◆ **INFORMATION SUPPLIED**
■ ■ ■
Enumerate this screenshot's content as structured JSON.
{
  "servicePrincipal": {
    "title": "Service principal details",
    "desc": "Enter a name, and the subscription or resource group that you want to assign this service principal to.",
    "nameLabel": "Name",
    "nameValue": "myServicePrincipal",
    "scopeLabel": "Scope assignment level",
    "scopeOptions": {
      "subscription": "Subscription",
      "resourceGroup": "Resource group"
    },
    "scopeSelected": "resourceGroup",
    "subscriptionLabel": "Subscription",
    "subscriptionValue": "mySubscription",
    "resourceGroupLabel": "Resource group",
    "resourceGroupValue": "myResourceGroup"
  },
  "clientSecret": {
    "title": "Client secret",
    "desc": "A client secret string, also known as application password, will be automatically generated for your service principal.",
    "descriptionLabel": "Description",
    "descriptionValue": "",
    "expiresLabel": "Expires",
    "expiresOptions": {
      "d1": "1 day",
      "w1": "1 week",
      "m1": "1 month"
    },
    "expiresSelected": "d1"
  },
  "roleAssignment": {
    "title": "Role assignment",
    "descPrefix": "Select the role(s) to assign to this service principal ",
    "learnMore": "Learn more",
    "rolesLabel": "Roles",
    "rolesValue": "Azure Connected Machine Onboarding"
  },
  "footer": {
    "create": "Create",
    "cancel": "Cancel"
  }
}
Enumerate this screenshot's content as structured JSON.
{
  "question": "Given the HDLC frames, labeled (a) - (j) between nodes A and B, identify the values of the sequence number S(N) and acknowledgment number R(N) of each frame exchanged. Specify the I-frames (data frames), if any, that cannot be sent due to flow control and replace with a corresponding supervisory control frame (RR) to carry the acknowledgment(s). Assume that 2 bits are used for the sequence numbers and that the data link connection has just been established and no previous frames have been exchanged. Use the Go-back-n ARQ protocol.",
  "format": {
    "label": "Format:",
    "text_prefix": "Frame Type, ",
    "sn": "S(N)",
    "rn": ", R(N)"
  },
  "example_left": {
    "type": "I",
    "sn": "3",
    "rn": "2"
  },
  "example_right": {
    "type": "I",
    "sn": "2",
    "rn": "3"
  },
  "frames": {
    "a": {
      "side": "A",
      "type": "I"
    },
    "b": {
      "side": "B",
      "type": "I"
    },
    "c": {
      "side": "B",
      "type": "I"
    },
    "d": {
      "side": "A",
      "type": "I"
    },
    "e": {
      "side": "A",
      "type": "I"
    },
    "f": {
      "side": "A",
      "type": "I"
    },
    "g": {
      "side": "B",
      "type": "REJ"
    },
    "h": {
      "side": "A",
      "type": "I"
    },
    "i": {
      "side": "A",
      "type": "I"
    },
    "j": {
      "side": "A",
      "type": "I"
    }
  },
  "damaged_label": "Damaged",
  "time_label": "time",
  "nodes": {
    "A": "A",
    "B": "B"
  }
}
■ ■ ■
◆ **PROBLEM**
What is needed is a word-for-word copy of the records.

◆ **EXERCISE ANSWER**
Enumerate this screenshot's content as structured JSON.
{
  "servicePrincipal": {
    "title": "Service principal details",
    "desc": "Enter a name, and the subscription or resource group that you want to assign this service principal to.",
    "nameLabel": "Name",
    "nameValue": "myServicePrincipal",
    "scopeLabel": "Scope assignment level",
    "scopeOptions": {
      "subscription": "Subscription",
      "resourceGroup": "Resource group"
    },
    "scopeSelected": "resourceGroup",
    "subscriptionLabel": "Subscription",
    "subscriptionValue": "mySubscription",
    "resourceGroupLabel": "Resource group",
    "resourceGroupValue": "myResourceGroup"
  },
  "clientSecret": {
    "title": "Client secret",
    "desc": "A client secret string, also known as application password, will be automatically generated for your service principal.",
    "descriptionLabel": "Description",
    "descriptionValue": "",
    "expiresLabel": "Expires",
    "expiresOptions": {
      "d1": "1 day",
      "w1": "1 week",
      "m1": "1 month"
    },
    "expiresSelected": "d1"
  },
  "roleAssignment": {
    "title": "Role assignment",
    "descPrefix": "Select the role(s) to assign to this service principal ",
    "learnMore": "Learn more",
    "rolesLabel": "Roles",
    "rolesValue": "Azure Connected Machine Onboarding"
  },
  "footer": {
    "create": "Create",
    "cancel": "Cancel"
  }
}
Enumerate this screenshot's content as structured JSON.
{
  "question": "Given the HDLC frames, labeled (a) - (j) between nodes A and B, identify the values of the sequence number S(N) and acknowledgment number R(N) of each frame exchanged. Specify the I-frames (data frames), if any, that cannot be sent due to flow control and replace with a corresponding supervisory control frame (RR) to carry the acknowledgment(s). Assume that 2 bits are used for the sequence numbers and that the data link connection has just been established and no previous frames have been exchanged. Use the Go-back-n ARQ protocol.",
  "format": {
    "label": "Format:",
    "text_prefix": "Frame Type, ",
    "sn": "S(N)",
    "rn": ", R(N)"
  },
  "example_left": {
    "type": "I",
    "sn": "3",
    "rn": "2"
  },
  "example_right": {
    "type": "I",
    "sn": "2",
    "rn": "3"
  },
  "frames": {
    "a": {
      "side": "A",
      "type": "I"
    },
    "b": {
      "side": "B",
      "type": "I"
    },
    "c": {
      "side": "B",
      "type": "I"
    },
    "d": {
      "side": "A",
      "type": "I"
    },
    "e": {
      "side": "A",
      "type": "I"
    },
    "f": {
      "side": "A",
      "type": "I"
    },
    "g": {
      "side": "B",
      "type": "REJ"
    },
    "h": {
      "side": "A",
      "type": "I"
    },
    "i": {
      "side": "A",
      "type": "I"
    },
    "j": {
      "side": "A",
      "type": "I"
    }
  },
  "damaged_label": "Damaged",
  "time_label": "time",
  "nodes": {
    "A": "A",
    "B": "B"
  }
}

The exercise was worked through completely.